Reuse, Reduce, Reclaim!
I always have leftover clay after I cut the templates for my soft slab functional ware. I reclaim the clay to use again, but before I do, I use as much as I can for other creations. That's where the PENDANTS came in.
Here are my 10 steps to creating a Pendant Necklace:
The clay is first gradually flattened using a slab roller and then further thinned out and compressed to align the clay particles, remove the canvas texture and to make the pendant as light as possible.
I add textures to the top using either a hand carved linoblock or handmade ceramic stamp of my own design. I plan to make double sided pendants this Spring.
I either cut the shape of the pendant by hand or use a cutter with thin plastic to curve the edges.

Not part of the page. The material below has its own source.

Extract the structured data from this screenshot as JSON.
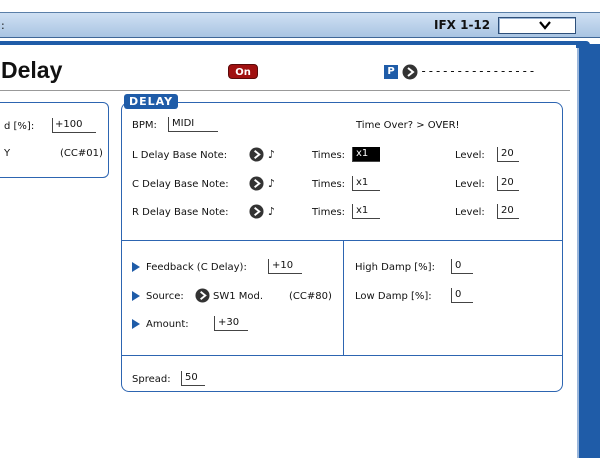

After they firm up, I cut the hole for the clasps or strapping and clean the edges to ensure a smooth result.
The pendants are laid between two drywall boards to keep them flat while drying. Once dry, they are then bisqued in the kiln where they turn from clay to ceramics.

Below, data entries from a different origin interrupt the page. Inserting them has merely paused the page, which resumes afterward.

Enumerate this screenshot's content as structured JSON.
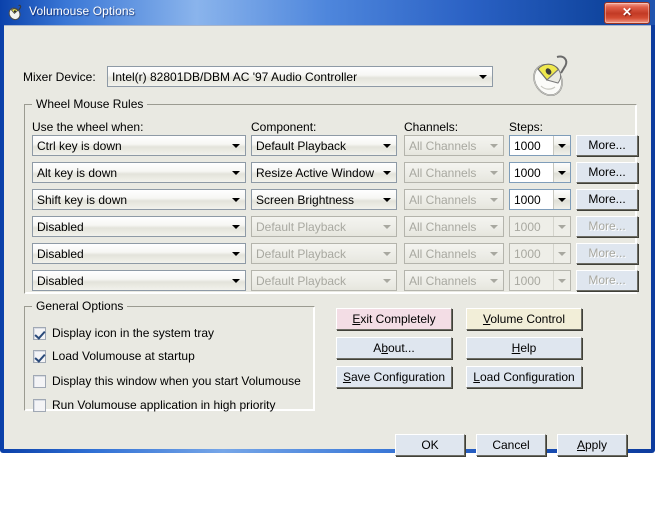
{
  "window": {
    "title": "Volumouse Options",
    "title_icon": "mouse-icon",
    "close_label": "✕"
  },
  "mixer": {
    "label": "Mixer Device:",
    "value": "Intel(r) 82801DB/DBM AC '97 Audio Controller"
  },
  "rules_group": {
    "title": "Wheel Mouse Rules",
    "headers": {
      "wheel": "Use the wheel when:",
      "component": "Component:",
      "channels": "Channels:",
      "steps": "Steps:"
    },
    "more_label": "More...",
    "rows": [
      {
        "wheel": "Ctrl key is down",
        "component": "Default Playback",
        "channels": "All Channels",
        "steps": "1000",
        "enabled": true
      },
      {
        "wheel": "Alt key is down",
        "component": "Resize Active Window",
        "channels": "All Channels",
        "steps": "1000",
        "enabled": true
      },
      {
        "wheel": "Shift key is down",
        "component": "Screen Brightness",
        "channels": "All Channels",
        "steps": "1000",
        "enabled": true
      },
      {
        "wheel": "Disabled",
        "component": "Default Playback",
        "channels": "All Channels",
        "steps": "1000",
        "enabled": false
      },
      {
        "wheel": "Disabled",
        "component": "Default Playback",
        "channels": "All Channels",
        "steps": "1000",
        "enabled": false
      },
      {
        "wheel": "Disabled",
        "component": "Default Playback",
        "channels": "All Channels",
        "steps": "1000",
        "enabled": false
      }
    ]
  },
  "general_group": {
    "title": "General Options",
    "checkboxes": [
      {
        "label": "Display icon in the system tray",
        "checked": true
      },
      {
        "label": "Load Volumouse at startup",
        "checked": true
      },
      {
        "label": "Display this window when you start Volumouse",
        "checked": false
      },
      {
        "label": "Run Volumouse application in high priority",
        "checked": false
      }
    ]
  },
  "action_buttons": {
    "exit_completely": "Exit Completely",
    "volume_control": "Volume Control",
    "about": "About...",
    "help": "Help",
    "save_configuration": "Save Configuration",
    "load_configuration": "Load Configuration"
  },
  "dialog_buttons": {
    "ok": "OK",
    "cancel": "Cancel",
    "apply": "Apply"
  },
  "colors": {
    "titlebar_blue": "#2f6fd4",
    "close_red": "#c23a25",
    "client_bg": "#e9e9e2",
    "exit_pink": "#f3dde5",
    "volume_cream": "#f2eed8",
    "button_blue": "#dfe6ef",
    "disabled_text": "#a8a8a0"
  }
}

They are sanded again to make them super smooth against your skin. I do this outdoors and with a mask to protect the lungs of everyone in my family.
The next stage is the glazing which allows me to explore my collections of interesting glazes. Glaze is painted in two to three layers on one side only, otherwise, the glaze would stick to the kiln shelves. While the glaze is drying I use a pipe cleaner to ensure that the hole is clear of glaze.

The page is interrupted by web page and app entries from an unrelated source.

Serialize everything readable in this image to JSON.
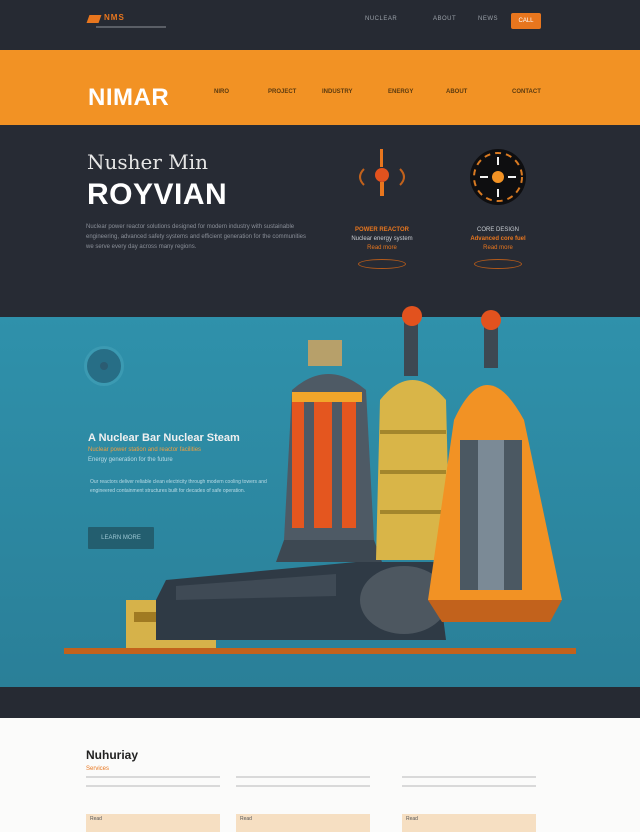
{
  "topbar": {
    "logo_text": "NMS",
    "links": [
      "NUCLEAR",
      "ABOUT",
      "NEWS"
    ],
    "cta_label": "CALL"
  },
  "band": {
    "brand": "NIMAR",
    "nav": [
      "NIRO",
      "PROJECT",
      "INDUSTRY",
      "ENERGY",
      "ABOUT",
      "CONTACT"
    ]
  },
  "hero": {
    "eyebrow": "Nusher Min",
    "title": "ROYVIAN",
    "paragraph": "Nuclear power reactor solutions designed for modern industry with sustainable engineering, advanced safety systems and efficient generation for the communities we serve every day across many regions.",
    "features": [
      {
        "t1": "POWER REACTOR",
        "t2": "Nuclear energy system",
        "t3": "Read more"
      },
      {
        "t1": "CORE DESIGN",
        "t2": "Advanced core fuel",
        "t3": "Read more"
      }
    ]
  },
  "teal": {
    "title": "A Nuclear Bar Nuclear Steam",
    "subtitle": "Nuclear power station and reactor facilities",
    "subtitle2": "Energy generation for the future",
    "paragraph": "Our reactors deliver reliable clean electricity through modern cooling towers and engineered containment structures built for decades of safe operation.",
    "button": "LEARN MORE"
  },
  "section": {
    "title": "Nuhuriay",
    "subtitle": "Services",
    "cards": [
      {
        "tag": "Read"
      },
      {
        "tag": "Read"
      },
      {
        "tag": "Read"
      }
    ]
  },
  "colors": {
    "accent": "#f29224",
    "dark": "#272b34",
    "teal": "#2f91ab"
  }
}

When the pendants are ready I put them in the kiln again to complete their firing process. Opening the kiln after this, is like opening a surprise gift because I have yet to have completely expected results.
One more round of sanding and cleaning just to make sure they are perfect and dust free.
The jewelry findings such as clasps, beads and strappings are then connected. When I remember to do so, they are photographed and then packaged for my clients and customers. That's really many more steps than one and surprisingly time consuming but very meditative.
How do you get the backs smooth so they don’t snag clothing?
Just looking at your work. Absolutely fantastic!
Sharon Goodland is visiting and mentioned your show this weekend in Hamilton. Break a leg.
Wow. That’s a lot of steps. They are gorgeous.
I get a lot of compliments on the one you gave me for Christmas. Seeing a few in your shop that would also look stunning.
Thanks for sharing your process and steps for making these works of art.